> Web page and app entries:
++++++

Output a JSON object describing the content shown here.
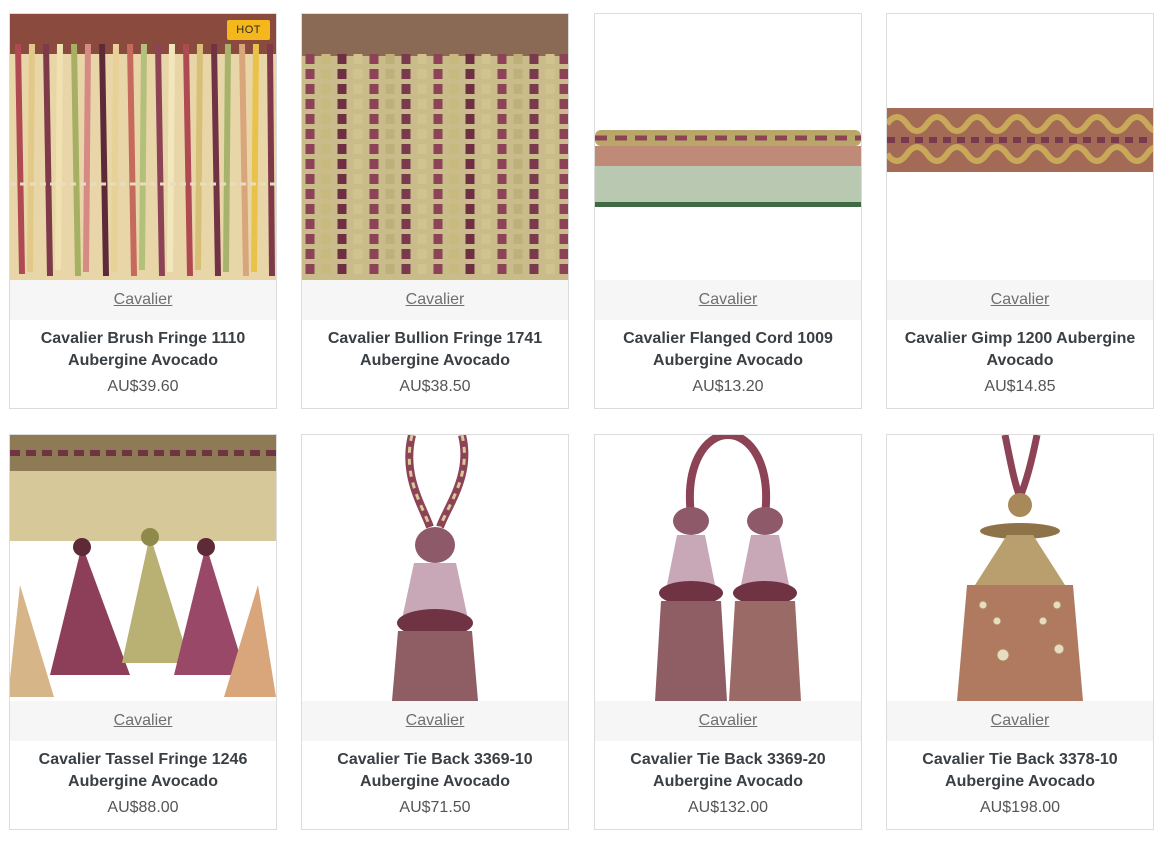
{
  "badge": {
    "hot": "HOT"
  },
  "products": [
    {
      "brand": "Cavalier",
      "title_line1": "Cavalier Brush Fringe 1110",
      "title_line2": "Aubergine Avocado",
      "price": "AU$39.60"
    },
    {
      "brand": "Cavalier",
      "title_line1": "Cavalier Bullion Fringe 1741",
      "title_line2": "Aubergine Avocado",
      "price": "AU$38.50"
    },
    {
      "brand": "Cavalier",
      "title_line1": "Cavalier Flanged Cord 1009",
      "title_line2": "Aubergine Avocado",
      "price": "AU$13.20"
    },
    {
      "brand": "Cavalier",
      "title_line1": "Cavalier Gimp 1200 Aubergine",
      "title_line2": "Avocado",
      "price": "AU$14.85"
    },
    {
      "brand": "Cavalier",
      "title_line1": "Cavalier Tassel Fringe 1246",
      "title_line2": "Aubergine Avocado",
      "price": "AU$88.00"
    },
    {
      "brand": "Cavalier",
      "title_line1": "Cavalier Tie Back 3369-10",
      "title_line2": "Aubergine Avocado",
      "price": "AU$71.50"
    },
    {
      "brand": "Cavalier",
      "title_line1": "Cavalier Tie Back 3369-20",
      "title_line2": "Aubergine Avocado",
      "price": "AU$132.00"
    },
    {
      "brand": "Cavalier",
      "title_line1": "Cavalier Tie Back 3378-10",
      "title_line2": "Aubergine Avocado",
      "price": "AU$198.00"
    }
  ],
  "colors": {
    "badge": "#f5b81c",
    "aubergine": "#7a3a4e",
    "avocado": "#b5a66a"
  }
}
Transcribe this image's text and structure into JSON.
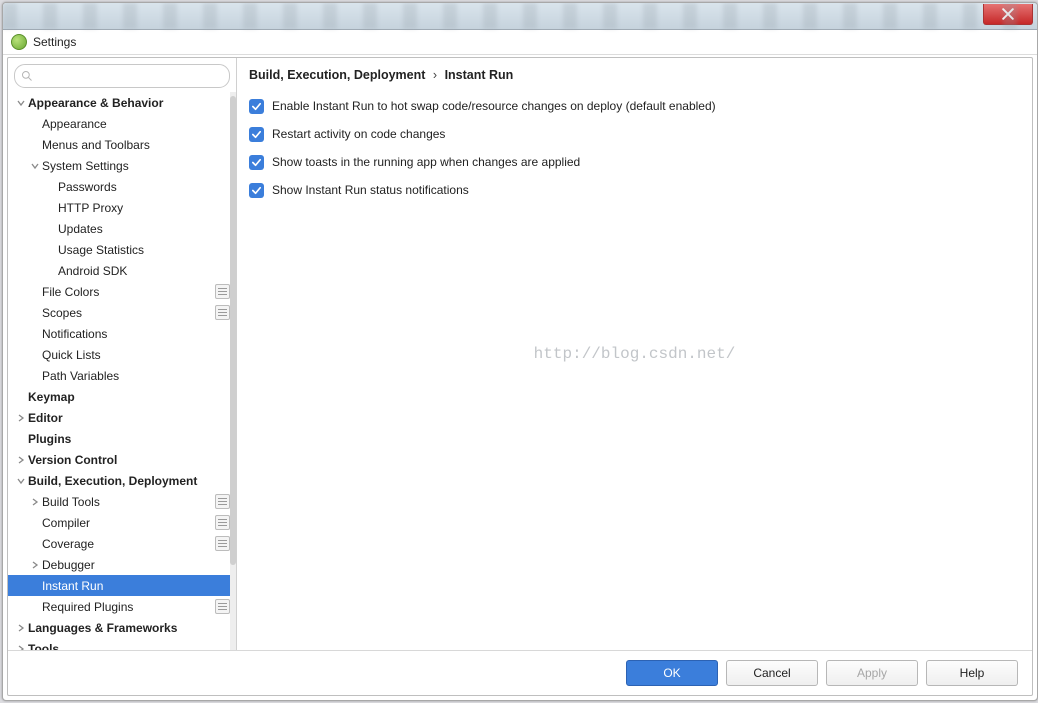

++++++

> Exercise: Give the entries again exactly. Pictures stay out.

> Expected answer:
Output a JSON object describing the content shown here.
{
  "badge": {
    "hot": "HOT"
  },
  "products": [
    {
      "brand": "Cavalier",
      "title_line1": "Cavalier Brush Fringe 1110",
      "title_line2": "Aubergine Avocado",
      "price": "AU$39.60"
    },
    {
      "brand": "Cavalier",
      "title_line1": "Cavalier Bullion Fringe 1741",
      "title_line2": "Aubergine Avocado",
      "price": "AU$38.50"
    },
    {
      "brand": "Cavalier",
      "title_line1": "Cavalier Flanged Cord 1009",
      "title_line2": "Aubergine Avocado",
      "price": "AU$13.20"
    },
    {
      "brand": "Cavalier",
      "title_line1": "Cavalier Gimp 1200 Aubergine",
      "title_line2": "Avocado",
      "price": "AU$14.85"
    },
    {
      "brand": "Cavalier",
      "title_line1": "Cavalier Tassel Fringe 1246",
      "title_line2": "Aubergine Avocado",
      "price": "AU$88.00"
    },
    {
      "brand": "Cavalier",
      "title_line1": "Cavalier Tie Back 3369-10",
      "title_line2": "Aubergine Avocado",
      "price": "AU$71.50"
    },
    {
      "brand": "Cavalier",
      "title_line1": "Cavalier Tie Back 3369-20",
      "title_line2": "Aubergine Avocado",
      "price": "AU$132.00"
    },
    {
      "brand": "Cavalier",
      "title_line1": "Cavalier Tie Back 3378-10",
      "title_line2": "Aubergine Avocado",
      "price": "AU$198.00"
    }
  ],
  "colors": {
    "badge": "#f5b81c",
    "aubergine": "#7a3a4e",
    "avocado": "#b5a66a"
  }
}
Transcribe this image's text and structure into JSON.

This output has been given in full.